Change is a part of the territory when new leadership comes into a business.
Since Wal-Mart completed its acquisition of Jet.com in September, the e-commerce site's founder Marc Lore has been studying his new parent company's business and he's shaking it up with the blessing of the retailer's CEO.
Wal-Mart said it is realigning leadership to better match how customers are shopping today — not just at its stores but on its main website and Jet.com.
Two memos sent to employees Friday from Lore, president & CEO Walmart eCommerce U.S., and Doug McMillon, Wal-Mart's president and CEO, explain changes that blend leadership for stores and online.
In McMillon's memo, he said, "we need more speed and less bureaucracy" to better serve shoppers to save them money and time. He added, some elimination of positions is part of the effort "to stay lean and fast" but in other cases, new positions will be created.
On Tuesday, people close to the matter told CNBC hundreds of headquarters' jobs would be eliminated before the end of January, many in human resources. The following day, tech company Workday said the retailer had purchases a subscription to its human resources platform.
The strategy is seemingly a continuation of its decision last year to combine corporate IT personnel at its Arkansas headquarters with its e-commerce team in Silicon Valley.
When traditional brick-and-mortar retailers began launching websites years ago, leadership teams were often separate. But as the world has changed and many consumers shop both online and in-store, more retailers are moving to integrate teams from two separate operational divisions, to one.

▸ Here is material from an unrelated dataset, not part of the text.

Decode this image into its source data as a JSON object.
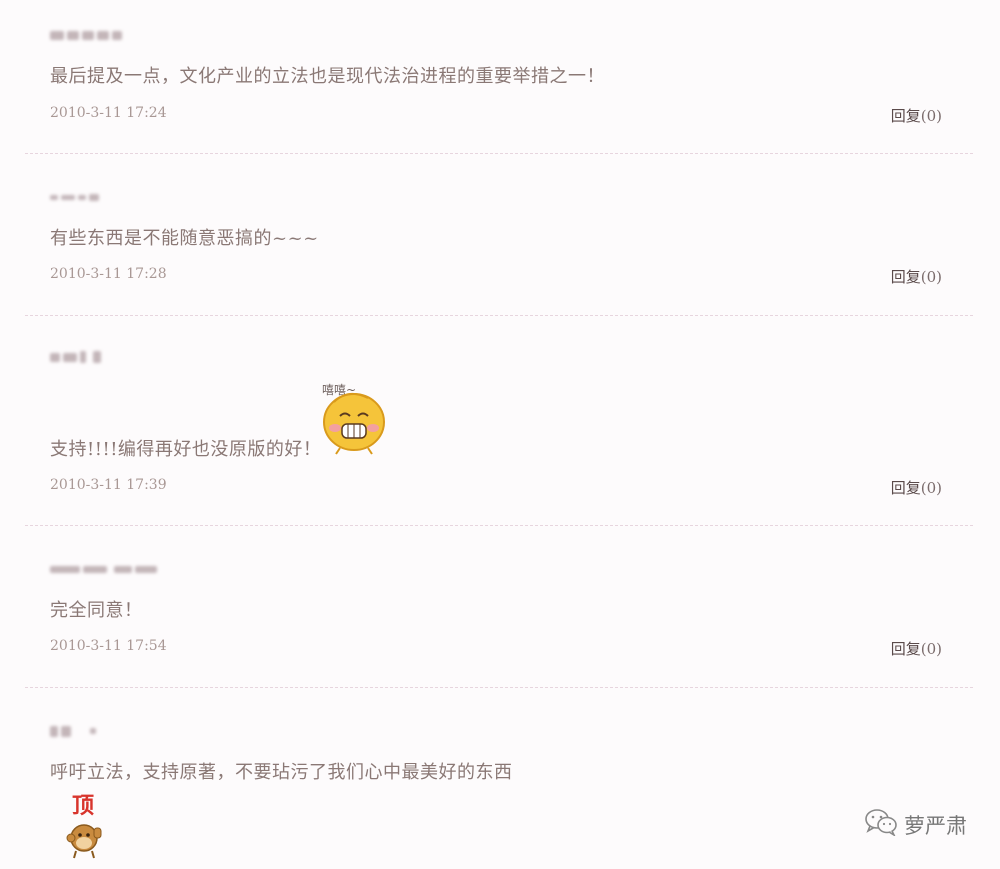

While it sounds like a simple concept, it can be difficult to execute. Some argue it's necessary integration pain, and Wal-Mart is later to the game than other retailers.